__PROBLEM TO SOLVE__
Would you retype every line below without changing anything?

__DATASET CONTENT__
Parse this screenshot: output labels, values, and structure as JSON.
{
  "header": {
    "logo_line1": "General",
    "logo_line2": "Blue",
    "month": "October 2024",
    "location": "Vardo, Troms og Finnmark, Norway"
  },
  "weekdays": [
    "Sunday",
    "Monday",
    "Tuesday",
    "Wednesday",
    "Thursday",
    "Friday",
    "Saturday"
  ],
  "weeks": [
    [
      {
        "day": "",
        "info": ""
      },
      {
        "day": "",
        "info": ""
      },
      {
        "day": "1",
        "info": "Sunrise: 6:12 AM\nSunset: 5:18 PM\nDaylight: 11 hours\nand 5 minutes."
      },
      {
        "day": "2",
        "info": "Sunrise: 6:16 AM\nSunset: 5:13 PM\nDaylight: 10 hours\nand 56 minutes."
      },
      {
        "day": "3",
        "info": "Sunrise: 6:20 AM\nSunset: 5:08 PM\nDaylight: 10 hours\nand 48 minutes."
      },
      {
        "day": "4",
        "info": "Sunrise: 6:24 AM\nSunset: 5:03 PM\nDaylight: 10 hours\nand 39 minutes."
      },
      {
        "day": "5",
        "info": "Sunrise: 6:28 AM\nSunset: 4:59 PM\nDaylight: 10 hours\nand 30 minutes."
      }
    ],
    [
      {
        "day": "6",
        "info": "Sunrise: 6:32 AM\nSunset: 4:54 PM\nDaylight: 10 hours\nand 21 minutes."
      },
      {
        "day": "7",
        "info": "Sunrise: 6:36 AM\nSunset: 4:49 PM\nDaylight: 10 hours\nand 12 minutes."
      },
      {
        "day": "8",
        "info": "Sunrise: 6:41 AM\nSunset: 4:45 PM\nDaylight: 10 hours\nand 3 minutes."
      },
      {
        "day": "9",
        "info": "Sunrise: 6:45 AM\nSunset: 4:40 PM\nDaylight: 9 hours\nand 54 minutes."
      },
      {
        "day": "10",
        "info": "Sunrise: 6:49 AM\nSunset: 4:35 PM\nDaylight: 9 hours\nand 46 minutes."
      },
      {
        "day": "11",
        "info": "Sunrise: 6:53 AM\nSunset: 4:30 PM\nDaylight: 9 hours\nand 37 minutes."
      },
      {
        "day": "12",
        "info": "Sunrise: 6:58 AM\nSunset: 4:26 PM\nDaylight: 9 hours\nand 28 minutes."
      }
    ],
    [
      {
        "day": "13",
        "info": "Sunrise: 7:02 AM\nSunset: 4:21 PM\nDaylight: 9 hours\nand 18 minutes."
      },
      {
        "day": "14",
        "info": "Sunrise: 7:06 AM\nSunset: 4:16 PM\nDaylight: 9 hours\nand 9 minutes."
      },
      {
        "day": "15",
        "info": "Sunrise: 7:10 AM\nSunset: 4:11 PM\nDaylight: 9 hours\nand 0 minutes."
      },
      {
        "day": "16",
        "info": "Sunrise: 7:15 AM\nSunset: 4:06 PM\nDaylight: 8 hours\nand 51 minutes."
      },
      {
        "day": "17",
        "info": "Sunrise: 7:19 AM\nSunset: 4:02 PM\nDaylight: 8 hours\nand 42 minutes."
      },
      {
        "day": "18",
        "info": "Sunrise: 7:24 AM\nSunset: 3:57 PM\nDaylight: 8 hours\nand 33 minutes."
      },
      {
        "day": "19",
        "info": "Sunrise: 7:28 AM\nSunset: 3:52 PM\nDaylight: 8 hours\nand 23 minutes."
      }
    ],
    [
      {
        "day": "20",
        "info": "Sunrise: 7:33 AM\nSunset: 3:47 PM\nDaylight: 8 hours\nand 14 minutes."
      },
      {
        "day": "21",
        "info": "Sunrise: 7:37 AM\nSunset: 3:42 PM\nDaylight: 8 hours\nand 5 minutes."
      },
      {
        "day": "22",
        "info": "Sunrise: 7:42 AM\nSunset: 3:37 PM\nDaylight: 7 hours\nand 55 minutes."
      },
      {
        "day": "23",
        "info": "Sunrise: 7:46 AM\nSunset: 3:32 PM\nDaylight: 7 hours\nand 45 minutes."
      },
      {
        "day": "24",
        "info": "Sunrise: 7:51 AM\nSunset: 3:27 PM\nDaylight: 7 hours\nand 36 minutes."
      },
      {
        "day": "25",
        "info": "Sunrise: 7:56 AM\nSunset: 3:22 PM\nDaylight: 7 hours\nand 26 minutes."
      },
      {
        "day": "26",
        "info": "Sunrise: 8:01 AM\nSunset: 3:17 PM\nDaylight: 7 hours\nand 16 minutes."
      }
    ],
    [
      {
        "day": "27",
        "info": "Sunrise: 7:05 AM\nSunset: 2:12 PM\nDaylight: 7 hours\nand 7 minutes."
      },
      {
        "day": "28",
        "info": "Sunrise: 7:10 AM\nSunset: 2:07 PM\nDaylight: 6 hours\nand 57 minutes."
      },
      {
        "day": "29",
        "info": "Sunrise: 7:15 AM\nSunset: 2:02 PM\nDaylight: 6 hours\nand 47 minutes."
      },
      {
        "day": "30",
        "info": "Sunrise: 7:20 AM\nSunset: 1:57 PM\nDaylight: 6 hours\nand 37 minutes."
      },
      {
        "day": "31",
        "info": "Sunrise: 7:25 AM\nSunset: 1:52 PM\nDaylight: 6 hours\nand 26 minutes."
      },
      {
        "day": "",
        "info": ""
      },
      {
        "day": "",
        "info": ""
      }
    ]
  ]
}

__RESULT OF THE TASK__
Parse this screenshot: output labels, values, and structure as JSON.
{
  "header": {
    "logo_line1": "General",
    "logo_line2": "Blue",
    "month": "October 2024",
    "location": "Vardo, Troms og Finnmark, Norway"
  },
  "weekdays": [
    "Sunday",
    "Monday",
    "Tuesday",
    "Wednesday",
    "Thursday",
    "Friday",
    "Saturday"
  ],
  "weeks": [
    [
      {
        "day": "",
        "info": ""
      },
      {
        "day": "",
        "info": ""
      },
      {
        "day": "1",
        "info": "Sunrise: 6:12 AM\nSunset: 5:18 PM\nDaylight: 11 hours\nand 5 minutes."
      },
      {
        "day": "2",
        "info": "Sunrise: 6:16 AM\nSunset: 5:13 PM\nDaylight: 10 hours\nand 56 minutes."
      },
      {
        "day": "3",
        "info": "Sunrise: 6:20 AM\nSunset: 5:08 PM\nDaylight: 10 hours\nand 48 minutes."
      },
      {
        "day": "4",
        "info": "Sunrise: 6:24 AM\nSunset: 5:03 PM\nDaylight: 10 hours\nand 39 minutes."
      },
      {
        "day": "5",
        "info": "Sunrise: 6:28 AM\nSunset: 4:59 PM\nDaylight: 10 hours\nand 30 minutes."
      }
    ],
    [
      {
        "day": "6",
        "info": "Sunrise: 6:32 AM\nSunset: 4:54 PM\nDaylight: 10 hours\nand 21 minutes."
      },
      {
        "day": "7",
        "info": "Sunrise: 6:36 AM\nSunset: 4:49 PM\nDaylight: 10 hours\nand 12 minutes."
      },
      {
        "day": "8",
        "info": "Sunrise: 6:41 AM\nSunset: 4:45 PM\nDaylight: 10 hours\nand 3 minutes."
      },
      {
        "day": "9",
        "info": "Sunrise: 6:45 AM\nSunset: 4:40 PM\nDaylight: 9 hours\nand 54 minutes."
      },
      {
        "day": "10",
        "info": "Sunrise: 6:49 AM\nSunset: 4:35 PM\nDaylight: 9 hours\nand 46 minutes."
      },
      {
        "day": "11",
        "info": "Sunrise: 6:53 AM\nSunset: 4:30 PM\nDaylight: 9 hours\nand 37 minutes."
      },
      {
        "day": "12",
        "info": "Sunrise: 6:58 AM\nSunset: 4:26 PM\nDaylight: 9 hours\nand 28 minutes."
      }
    ],
    [
      {
        "day": "13",
        "info": "Sunrise: 7:02 AM\nSunset: 4:21 PM\nDaylight: 9 hours\nand 18 minutes."
      },
      {
        "day": "14",
        "info": "Sunrise: 7:06 AM\nSunset: 4:16 PM\nDaylight: 9 hours\nand 9 minutes."
      },
      {
        "day": "15",
        "info": "Sunrise: 7:10 AM\nSunset: 4:11 PM\nDaylight: 9 hours\nand 0 minutes."
      },
      {
        "day": "16",
        "info": "Sunrise: 7:15 AM\nSunset: 4:06 PM\nDaylight: 8 hours\nand 51 minutes."
      },
      {
        "day": "17",
        "info": "Sunrise: 7:19 AM\nSunset: 4:02 PM\nDaylight: 8 hours\nand 42 minutes."
      },
      {
        "day": "18",
        "info": "Sunrise: 7:24 AM\nSunset: 3:57 PM\nDaylight: 8 hours\nand 33 minutes."
      },
      {
        "day": "19",
        "info": "Sunrise: 7:28 AM\nSunset: 3:52 PM\nDaylight: 8 hours\nand 23 minutes."
      }
    ],
    [
      {
        "day": "20",
        "info": "Sunrise: 7:33 AM\nSunset: 3:47 PM\nDaylight: 8 hours\nand 14 minutes."
      },
      {
        "day": "21",
        "info": "Sunrise: 7:37 AM\nSunset: 3:42 PM\nDaylight: 8 hours\nand 5 minutes."
      },
      {
        "day": "22",
        "info": "Sunrise: 7:42 AM\nSunset: 3:37 PM\nDaylight: 7 hours\nand 55 minutes."
      },
      {
        "day": "23",
        "info": "Sunrise: 7:46 AM\nSunset: 3:32 PM\nDaylight: 7 hours\nand 45 minutes."
      },
      {
        "day": "24",
        "info": "Sunrise: 7:51 AM\nSunset: 3:27 PM\nDaylight: 7 hours\nand 36 minutes."
      },
      {
        "day": "25",
        "info": "Sunrise: 7:56 AM\nSunset: 3:22 PM\nDaylight: 7 hours\nand 26 minutes."
      },
      {
        "day": "26",
        "info": "Sunrise: 8:01 AM\nSunset: 3:17 PM\nDaylight: 7 hours\nand 16 minutes."
      }
    ],
    [
      {
        "day": "27",
        "info": "Sunrise: 7:05 AM\nSunset: 2:12 PM\nDaylight: 7 hours\nand 7 minutes."
      },
      {
        "day": "28",
        "info": "Sunrise: 7:10 AM\nSunset: 2:07 PM\nDaylight: 6 hours\nand 57 minutes."
      },
      {
        "day": "29",
        "info": "Sunrise: 7:15 AM\nSunset: 2:02 PM\nDaylight: 6 hours\nand 47 minutes."
      },
      {
        "day": "30",
        "info": "Sunrise: 7:20 AM\nSunset: 1:57 PM\nDaylight: 6 hours\nand 37 minutes."
      },
      {
        "day": "31",
        "info": "Sunrise: 7:25 AM\nSunset: 1:52 PM\nDaylight: 6 hours\nand 26 minutes."
      },
      {
        "day": "",
        "info": ""
      },
      {
        "day": "",
        "info": ""
      }
    ]
  ]
}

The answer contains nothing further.